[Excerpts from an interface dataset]
>>>
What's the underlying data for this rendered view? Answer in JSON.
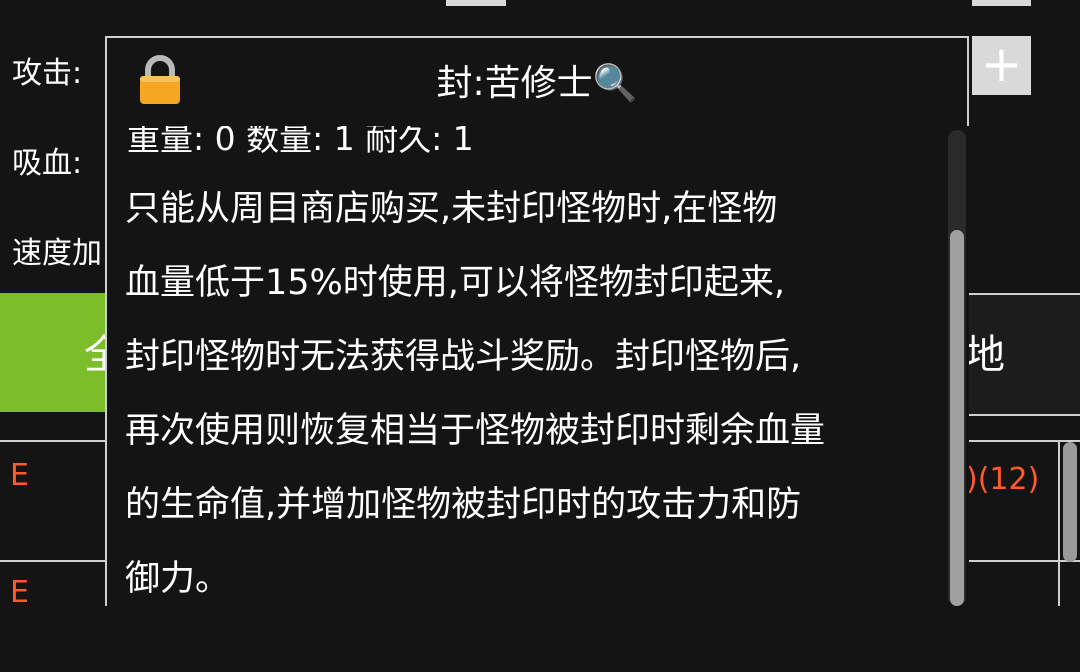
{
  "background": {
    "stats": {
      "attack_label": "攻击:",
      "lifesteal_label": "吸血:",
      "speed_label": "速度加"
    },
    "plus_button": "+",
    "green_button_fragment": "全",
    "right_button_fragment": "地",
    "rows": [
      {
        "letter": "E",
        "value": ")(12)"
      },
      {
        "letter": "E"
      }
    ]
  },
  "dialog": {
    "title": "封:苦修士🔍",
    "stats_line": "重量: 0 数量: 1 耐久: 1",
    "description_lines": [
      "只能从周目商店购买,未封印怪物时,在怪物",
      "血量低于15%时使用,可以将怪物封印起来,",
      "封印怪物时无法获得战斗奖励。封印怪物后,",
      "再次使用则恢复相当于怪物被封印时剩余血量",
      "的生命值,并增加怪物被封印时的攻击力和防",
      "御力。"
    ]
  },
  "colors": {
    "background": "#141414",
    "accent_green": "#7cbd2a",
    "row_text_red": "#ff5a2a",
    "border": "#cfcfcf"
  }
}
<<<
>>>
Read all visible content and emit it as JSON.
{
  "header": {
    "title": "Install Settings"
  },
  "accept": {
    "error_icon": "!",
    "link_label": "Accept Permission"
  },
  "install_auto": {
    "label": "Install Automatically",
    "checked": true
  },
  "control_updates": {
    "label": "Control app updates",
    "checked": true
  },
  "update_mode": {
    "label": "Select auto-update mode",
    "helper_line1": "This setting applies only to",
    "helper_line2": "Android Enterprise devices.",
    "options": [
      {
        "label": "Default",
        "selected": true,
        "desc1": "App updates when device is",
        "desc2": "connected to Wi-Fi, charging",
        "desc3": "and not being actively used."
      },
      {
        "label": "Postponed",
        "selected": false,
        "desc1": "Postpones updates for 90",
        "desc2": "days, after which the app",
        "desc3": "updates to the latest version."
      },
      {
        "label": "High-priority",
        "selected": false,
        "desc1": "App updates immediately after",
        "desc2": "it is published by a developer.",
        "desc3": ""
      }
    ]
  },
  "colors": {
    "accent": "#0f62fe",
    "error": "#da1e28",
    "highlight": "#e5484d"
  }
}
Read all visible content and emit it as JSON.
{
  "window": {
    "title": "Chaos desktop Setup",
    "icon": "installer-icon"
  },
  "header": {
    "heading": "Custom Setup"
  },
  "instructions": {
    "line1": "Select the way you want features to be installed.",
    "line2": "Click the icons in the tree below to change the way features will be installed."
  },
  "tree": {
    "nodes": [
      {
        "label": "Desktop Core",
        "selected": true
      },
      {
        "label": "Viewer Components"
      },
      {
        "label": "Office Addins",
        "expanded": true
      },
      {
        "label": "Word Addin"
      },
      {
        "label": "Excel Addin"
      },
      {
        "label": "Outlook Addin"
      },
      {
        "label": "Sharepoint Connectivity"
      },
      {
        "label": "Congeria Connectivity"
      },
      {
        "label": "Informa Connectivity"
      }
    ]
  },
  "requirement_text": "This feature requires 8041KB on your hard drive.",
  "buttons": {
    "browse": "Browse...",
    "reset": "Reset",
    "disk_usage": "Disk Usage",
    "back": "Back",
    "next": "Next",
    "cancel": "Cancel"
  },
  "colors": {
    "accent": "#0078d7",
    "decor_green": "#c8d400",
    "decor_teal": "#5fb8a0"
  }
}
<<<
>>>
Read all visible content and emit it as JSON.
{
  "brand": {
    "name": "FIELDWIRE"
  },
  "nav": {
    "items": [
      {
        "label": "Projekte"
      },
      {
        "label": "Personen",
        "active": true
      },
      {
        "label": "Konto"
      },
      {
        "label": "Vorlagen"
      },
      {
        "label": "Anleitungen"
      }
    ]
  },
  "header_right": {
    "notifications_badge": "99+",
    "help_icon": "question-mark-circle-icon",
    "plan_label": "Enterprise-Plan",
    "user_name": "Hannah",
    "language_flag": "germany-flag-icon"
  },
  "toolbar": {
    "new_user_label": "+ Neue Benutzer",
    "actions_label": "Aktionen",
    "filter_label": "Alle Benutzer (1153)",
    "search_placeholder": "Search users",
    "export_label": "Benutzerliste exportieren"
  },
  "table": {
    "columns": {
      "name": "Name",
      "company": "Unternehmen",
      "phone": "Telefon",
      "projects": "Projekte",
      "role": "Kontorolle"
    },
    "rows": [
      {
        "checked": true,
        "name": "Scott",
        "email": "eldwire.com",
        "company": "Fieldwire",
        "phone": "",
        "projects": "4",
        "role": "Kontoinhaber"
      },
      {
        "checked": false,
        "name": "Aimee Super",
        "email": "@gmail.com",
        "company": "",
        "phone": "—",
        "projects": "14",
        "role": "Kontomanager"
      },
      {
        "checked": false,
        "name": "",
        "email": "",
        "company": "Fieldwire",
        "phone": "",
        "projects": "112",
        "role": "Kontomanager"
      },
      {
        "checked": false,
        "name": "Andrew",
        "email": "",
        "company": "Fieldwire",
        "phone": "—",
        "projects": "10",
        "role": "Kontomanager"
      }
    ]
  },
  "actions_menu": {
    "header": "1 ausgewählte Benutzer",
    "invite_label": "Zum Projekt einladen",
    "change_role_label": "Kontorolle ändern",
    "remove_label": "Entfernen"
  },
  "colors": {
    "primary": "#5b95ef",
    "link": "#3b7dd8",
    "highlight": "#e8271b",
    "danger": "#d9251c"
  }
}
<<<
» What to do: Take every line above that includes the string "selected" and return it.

» Result:
        "selected": true,
        "selected": false,
        "selected": false,
        "selected": true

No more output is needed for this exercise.